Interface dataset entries
□ □ □ □ □

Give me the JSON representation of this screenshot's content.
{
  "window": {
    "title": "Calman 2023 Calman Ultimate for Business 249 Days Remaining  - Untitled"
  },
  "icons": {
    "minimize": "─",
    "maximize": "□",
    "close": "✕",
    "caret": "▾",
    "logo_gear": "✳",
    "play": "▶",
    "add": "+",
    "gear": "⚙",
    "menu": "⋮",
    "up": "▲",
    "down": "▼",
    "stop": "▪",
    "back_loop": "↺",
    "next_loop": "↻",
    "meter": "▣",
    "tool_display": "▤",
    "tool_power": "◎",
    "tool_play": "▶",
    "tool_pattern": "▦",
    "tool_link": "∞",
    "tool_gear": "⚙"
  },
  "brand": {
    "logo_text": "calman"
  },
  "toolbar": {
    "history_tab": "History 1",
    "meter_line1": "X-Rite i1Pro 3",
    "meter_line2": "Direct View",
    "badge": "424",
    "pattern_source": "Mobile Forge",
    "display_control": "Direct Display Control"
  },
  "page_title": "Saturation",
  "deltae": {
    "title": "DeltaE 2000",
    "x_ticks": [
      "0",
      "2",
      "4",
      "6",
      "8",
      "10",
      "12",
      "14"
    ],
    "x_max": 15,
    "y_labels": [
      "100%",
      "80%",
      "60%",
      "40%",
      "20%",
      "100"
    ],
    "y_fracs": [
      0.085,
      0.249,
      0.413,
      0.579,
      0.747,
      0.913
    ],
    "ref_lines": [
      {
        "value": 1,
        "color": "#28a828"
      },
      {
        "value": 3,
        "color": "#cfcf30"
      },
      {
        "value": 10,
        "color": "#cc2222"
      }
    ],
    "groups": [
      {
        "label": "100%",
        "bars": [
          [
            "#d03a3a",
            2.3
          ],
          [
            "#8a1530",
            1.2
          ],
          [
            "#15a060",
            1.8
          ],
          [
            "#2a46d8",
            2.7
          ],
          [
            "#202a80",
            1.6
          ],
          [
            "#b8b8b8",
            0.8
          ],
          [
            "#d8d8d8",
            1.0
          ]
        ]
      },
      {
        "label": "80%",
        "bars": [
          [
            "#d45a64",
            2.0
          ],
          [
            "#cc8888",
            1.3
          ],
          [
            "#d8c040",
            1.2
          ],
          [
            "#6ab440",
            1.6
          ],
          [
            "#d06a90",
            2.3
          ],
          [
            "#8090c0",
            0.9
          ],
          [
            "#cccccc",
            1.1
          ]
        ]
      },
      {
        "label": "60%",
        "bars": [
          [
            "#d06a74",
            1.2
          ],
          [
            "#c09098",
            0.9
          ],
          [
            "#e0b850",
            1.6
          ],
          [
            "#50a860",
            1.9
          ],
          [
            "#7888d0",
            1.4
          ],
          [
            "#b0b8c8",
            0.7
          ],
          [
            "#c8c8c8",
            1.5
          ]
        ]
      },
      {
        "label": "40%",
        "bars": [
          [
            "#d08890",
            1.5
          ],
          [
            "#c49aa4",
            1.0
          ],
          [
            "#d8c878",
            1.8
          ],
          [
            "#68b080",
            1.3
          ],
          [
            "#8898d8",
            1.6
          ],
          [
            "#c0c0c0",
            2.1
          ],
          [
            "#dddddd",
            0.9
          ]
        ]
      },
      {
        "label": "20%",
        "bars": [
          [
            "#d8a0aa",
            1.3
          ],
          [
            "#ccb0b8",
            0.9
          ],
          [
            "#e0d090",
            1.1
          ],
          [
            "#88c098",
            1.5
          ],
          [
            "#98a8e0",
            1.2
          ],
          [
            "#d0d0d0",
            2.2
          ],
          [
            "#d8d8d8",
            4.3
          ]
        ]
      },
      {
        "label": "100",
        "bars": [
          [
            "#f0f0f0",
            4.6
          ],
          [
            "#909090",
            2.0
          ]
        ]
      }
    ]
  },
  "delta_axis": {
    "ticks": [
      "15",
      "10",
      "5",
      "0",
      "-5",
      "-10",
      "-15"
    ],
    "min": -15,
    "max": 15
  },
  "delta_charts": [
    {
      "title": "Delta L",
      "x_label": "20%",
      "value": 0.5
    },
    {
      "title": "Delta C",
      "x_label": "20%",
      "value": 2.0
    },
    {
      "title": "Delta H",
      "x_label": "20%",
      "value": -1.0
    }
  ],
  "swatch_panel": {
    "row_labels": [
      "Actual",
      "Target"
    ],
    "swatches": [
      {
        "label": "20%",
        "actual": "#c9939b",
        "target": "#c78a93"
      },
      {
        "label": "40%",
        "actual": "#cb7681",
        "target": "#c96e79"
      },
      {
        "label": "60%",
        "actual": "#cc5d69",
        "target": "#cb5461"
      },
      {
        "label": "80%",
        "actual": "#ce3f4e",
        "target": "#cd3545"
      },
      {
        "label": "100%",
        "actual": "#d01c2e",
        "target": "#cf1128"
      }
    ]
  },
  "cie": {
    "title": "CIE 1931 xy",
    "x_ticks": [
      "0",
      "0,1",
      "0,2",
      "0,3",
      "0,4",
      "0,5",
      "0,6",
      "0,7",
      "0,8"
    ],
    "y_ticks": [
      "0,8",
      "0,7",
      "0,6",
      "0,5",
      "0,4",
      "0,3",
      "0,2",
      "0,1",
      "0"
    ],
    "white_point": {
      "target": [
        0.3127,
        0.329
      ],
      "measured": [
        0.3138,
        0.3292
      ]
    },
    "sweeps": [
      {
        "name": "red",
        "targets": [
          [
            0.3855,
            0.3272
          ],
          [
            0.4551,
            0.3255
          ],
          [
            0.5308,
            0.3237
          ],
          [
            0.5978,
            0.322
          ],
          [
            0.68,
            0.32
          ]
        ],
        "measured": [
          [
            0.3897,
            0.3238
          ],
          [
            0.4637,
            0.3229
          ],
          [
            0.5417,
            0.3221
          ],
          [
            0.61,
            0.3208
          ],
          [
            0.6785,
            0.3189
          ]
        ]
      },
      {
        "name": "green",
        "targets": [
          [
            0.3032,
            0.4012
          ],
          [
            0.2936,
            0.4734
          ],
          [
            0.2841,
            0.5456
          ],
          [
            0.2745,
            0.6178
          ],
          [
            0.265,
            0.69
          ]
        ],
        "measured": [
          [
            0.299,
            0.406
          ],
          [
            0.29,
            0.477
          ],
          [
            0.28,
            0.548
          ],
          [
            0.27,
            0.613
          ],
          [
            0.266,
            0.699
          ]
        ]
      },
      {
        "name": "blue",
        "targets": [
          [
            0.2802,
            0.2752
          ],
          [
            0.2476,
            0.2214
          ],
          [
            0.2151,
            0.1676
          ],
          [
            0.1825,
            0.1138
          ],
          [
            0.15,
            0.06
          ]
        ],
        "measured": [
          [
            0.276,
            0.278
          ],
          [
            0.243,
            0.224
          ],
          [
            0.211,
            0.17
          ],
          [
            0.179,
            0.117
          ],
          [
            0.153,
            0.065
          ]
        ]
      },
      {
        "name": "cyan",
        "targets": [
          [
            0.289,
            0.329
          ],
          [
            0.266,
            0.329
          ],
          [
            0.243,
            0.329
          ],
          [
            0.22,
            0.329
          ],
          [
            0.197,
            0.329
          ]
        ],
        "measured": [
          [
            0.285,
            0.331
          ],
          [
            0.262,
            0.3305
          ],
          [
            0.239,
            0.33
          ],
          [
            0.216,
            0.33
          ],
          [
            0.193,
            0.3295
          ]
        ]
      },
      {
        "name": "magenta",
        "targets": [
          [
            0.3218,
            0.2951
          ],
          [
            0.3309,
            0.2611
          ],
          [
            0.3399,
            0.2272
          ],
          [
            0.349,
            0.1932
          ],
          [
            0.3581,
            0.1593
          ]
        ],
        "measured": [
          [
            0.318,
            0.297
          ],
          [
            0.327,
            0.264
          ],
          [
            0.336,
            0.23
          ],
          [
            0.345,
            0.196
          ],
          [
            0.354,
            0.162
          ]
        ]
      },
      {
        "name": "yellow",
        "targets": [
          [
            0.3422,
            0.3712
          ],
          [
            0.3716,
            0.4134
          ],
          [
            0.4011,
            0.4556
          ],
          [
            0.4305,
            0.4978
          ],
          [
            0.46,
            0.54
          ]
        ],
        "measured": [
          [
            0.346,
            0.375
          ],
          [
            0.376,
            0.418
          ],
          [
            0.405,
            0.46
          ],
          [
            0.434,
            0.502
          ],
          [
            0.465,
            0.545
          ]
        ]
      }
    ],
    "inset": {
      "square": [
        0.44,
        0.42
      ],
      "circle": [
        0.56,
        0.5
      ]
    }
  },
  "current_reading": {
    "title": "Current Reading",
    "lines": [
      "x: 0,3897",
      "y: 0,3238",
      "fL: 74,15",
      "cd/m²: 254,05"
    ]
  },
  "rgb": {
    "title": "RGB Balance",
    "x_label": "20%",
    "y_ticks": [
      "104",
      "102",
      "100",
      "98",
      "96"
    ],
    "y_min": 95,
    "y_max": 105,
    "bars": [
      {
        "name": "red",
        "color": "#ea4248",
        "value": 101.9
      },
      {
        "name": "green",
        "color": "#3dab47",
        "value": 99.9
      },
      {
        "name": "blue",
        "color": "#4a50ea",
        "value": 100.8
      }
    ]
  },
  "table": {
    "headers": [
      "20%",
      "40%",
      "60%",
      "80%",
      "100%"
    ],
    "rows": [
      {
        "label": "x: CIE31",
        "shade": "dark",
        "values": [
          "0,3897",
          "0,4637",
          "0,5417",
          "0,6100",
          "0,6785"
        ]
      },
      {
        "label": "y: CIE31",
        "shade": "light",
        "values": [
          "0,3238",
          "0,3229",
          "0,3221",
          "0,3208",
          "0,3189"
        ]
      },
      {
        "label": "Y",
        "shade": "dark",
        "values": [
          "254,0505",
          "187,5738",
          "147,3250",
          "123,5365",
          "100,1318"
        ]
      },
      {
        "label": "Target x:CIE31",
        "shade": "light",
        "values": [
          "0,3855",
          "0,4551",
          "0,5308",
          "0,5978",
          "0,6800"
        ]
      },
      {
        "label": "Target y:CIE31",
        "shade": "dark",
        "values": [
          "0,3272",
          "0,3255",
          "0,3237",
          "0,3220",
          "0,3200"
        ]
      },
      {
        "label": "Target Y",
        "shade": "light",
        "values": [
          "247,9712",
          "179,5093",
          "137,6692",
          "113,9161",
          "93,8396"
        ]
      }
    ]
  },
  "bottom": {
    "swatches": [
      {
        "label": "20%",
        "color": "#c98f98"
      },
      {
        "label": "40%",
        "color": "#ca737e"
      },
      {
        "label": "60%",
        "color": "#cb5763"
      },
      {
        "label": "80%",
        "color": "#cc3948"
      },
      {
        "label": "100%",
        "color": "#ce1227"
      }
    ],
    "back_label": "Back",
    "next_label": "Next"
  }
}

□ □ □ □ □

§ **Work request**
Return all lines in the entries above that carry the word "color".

§ **Answer to this exercise**
        "color": "#28a828"
        "color": "#cfcf30"
        "color": "#cc2222"
        "color": "#ea4248",
        "color": "#3dab47",
        "color": "#4a50ea",
        "color": "#c98f98"
        "color": "#ca737e"
        "color": "#cb5763"
        "color": "#cc3948"
        "color": "#ce1227"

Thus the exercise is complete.